These articles are likely to become self-fulfilling prophesies if we do not have the courage and foresight to change our current course. I refuse to accept this as our fate. We hold in our hands the power to determine our own destiny.
The most effective way to change course is to create a world class system of higher education in the New Orleans region. Most of the cities we compete with have developed a higher education system designed to drive their economies forward. Sadly, and to our detriment, the New Orleans region has no such system.
To address this significant problem, I authored a Senate Resolution during the 2010 legislative session that required the Board of Regents to develop a plan to recreate the higher education system in the New Orleans region. Recently, the governor asked the Board of Regents to expand the scope of this study to include an examination of the possibility of merging SUNO and UNO. Despite what supporters of maintaining the status quo are saying, the sole intent of this resolution was for the Board of Regents to design a world class system of higher education for our region. It was not, and is not, based upon any preconceived ideas of what should be done with any existing institution.
The Board of Regents has a constitutional duty to develop a master plan for higher education. This master plan should ensure that we have the very finest system of higher education. Unfortunately, our current structure fails to live up to this standard, which is why I authored legislation directing the Board of Regents to initiate a study of our region’s higher education delivery system. When the board completes their study and makes their recommendations to the legislature, we must take decisive action to effect the changes necessary to provide the world class higher educational system our region needs and deserves.
On February 15th, a lawsuit was filed in the 19th Judicial District Court and the Court issued a Temporary Restraining Order prohibiting the Board of Regents from continuing this study process. Instead of joining in our effort to help all the citizens of our region, these protectors of the status quo chose to use the Court to stop a legitimate inquiry.
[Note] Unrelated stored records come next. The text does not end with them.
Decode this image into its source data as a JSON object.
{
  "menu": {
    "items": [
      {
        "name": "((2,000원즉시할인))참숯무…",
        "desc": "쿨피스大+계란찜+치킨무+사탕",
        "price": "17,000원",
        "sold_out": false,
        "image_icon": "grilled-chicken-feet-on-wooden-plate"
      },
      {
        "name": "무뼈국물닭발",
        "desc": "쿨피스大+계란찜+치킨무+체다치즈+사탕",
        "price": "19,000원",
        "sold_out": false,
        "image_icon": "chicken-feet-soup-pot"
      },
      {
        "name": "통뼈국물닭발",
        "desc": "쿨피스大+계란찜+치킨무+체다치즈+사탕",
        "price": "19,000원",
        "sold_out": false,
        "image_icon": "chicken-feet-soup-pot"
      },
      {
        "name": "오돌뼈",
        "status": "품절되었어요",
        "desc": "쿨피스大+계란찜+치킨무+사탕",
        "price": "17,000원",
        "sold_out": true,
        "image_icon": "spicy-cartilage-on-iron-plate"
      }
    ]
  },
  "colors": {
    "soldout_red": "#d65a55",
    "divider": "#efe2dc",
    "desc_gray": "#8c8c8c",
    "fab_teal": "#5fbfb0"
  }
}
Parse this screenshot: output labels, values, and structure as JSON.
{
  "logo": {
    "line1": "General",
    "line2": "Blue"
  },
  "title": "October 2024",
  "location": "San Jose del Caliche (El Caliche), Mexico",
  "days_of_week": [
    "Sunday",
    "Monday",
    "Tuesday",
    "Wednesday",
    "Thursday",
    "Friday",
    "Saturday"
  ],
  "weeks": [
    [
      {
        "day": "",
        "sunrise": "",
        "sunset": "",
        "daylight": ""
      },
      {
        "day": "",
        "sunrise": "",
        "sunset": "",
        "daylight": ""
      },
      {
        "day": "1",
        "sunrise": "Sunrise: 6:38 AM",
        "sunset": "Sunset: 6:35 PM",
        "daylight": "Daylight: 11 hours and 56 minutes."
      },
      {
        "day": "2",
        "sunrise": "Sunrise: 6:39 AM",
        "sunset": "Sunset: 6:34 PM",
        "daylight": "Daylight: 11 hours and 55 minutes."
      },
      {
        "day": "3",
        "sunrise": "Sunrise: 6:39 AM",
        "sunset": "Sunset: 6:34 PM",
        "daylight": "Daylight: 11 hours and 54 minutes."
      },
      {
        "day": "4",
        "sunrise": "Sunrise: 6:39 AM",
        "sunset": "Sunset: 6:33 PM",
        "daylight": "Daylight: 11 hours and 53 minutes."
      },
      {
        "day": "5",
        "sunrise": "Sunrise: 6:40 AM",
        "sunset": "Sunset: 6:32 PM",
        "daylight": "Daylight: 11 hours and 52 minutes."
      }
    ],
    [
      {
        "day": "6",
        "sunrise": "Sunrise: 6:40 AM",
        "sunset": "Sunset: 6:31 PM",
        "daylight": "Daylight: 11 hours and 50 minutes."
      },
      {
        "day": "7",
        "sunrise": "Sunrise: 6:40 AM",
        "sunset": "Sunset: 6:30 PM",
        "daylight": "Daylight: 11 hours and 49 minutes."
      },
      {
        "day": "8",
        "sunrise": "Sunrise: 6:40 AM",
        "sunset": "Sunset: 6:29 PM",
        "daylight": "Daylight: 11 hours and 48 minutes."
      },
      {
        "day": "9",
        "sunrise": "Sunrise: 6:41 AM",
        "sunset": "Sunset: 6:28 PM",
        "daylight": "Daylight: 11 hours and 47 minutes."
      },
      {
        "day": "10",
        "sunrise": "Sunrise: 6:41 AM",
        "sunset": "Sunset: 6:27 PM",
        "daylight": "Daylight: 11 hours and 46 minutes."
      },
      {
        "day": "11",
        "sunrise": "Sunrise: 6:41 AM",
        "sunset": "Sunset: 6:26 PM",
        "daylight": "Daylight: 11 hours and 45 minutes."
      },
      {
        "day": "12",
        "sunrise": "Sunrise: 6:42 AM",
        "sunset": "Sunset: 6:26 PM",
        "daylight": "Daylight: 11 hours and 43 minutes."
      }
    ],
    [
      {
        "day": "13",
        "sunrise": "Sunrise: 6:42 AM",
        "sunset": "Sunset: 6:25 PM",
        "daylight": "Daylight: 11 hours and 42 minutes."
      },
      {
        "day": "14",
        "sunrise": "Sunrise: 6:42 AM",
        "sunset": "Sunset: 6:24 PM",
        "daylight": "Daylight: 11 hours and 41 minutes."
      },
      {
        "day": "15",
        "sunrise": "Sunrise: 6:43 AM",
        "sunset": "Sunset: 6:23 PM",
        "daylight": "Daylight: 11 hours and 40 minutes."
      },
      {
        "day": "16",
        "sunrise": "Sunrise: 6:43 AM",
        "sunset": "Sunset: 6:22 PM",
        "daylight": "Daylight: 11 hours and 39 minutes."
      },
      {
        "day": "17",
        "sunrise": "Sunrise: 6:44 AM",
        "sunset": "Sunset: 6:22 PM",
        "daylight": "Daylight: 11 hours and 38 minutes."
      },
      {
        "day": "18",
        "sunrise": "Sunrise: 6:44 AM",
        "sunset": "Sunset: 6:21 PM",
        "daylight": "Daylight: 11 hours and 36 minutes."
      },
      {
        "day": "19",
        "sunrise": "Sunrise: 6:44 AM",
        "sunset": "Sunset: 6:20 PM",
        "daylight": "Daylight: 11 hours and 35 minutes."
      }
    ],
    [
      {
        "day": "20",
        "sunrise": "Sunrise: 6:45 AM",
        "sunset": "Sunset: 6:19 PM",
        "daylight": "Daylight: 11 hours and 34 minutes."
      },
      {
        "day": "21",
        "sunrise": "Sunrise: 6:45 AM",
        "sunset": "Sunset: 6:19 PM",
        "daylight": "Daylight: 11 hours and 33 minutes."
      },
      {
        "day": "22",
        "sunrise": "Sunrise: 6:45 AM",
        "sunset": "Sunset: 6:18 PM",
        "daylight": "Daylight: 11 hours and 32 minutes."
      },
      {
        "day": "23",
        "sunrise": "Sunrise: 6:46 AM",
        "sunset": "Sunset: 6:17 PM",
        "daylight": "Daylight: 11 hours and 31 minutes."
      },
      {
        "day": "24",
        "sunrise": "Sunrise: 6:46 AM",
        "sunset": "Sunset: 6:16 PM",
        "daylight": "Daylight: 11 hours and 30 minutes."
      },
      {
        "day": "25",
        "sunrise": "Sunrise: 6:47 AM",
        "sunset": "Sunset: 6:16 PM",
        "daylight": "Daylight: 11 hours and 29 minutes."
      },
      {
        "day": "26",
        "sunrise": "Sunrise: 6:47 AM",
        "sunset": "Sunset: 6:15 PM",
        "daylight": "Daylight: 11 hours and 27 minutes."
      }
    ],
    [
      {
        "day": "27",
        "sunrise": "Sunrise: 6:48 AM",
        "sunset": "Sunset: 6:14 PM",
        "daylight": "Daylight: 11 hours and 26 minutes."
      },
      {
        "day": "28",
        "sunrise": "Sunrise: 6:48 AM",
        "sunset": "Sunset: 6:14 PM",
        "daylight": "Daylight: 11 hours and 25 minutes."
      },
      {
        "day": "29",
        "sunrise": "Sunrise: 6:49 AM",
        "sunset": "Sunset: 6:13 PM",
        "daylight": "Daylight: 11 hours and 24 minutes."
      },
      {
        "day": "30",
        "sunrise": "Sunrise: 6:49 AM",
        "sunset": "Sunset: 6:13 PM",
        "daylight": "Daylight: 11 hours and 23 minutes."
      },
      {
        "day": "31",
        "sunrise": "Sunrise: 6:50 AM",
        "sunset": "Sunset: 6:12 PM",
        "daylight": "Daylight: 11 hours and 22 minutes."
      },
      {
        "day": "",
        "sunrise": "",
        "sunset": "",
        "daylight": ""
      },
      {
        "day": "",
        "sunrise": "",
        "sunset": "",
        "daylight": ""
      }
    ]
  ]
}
It must be noted here that the Board of Regents, by law, cannot act unilaterally to close or merge any existing school. Only the legislature has that power, and only then by a two-thirds vote. It is a shame that anyone would resort to misusing the legal system to shut down open discourse on such an important issue.
If our region is to thrive, or even survive, in the 21st century, we simply must create institutions of higher education that lead to success for all citizens, as well as the growth of family and business wealth.
We, as citizens of the New Orleans region, must wake up and demand bold action. Our economy and way of life depends upon making creative changes to our higher education system. I firmly believe that this can be done to the benefit of all without abandoning our history or culture. However, to do otherwise dooms us to a diminished quality of life.
Sen. Conrad Appel represents District 9, which includes Elmwood, Jefferson and parts of Metairie in Jefferson Parish.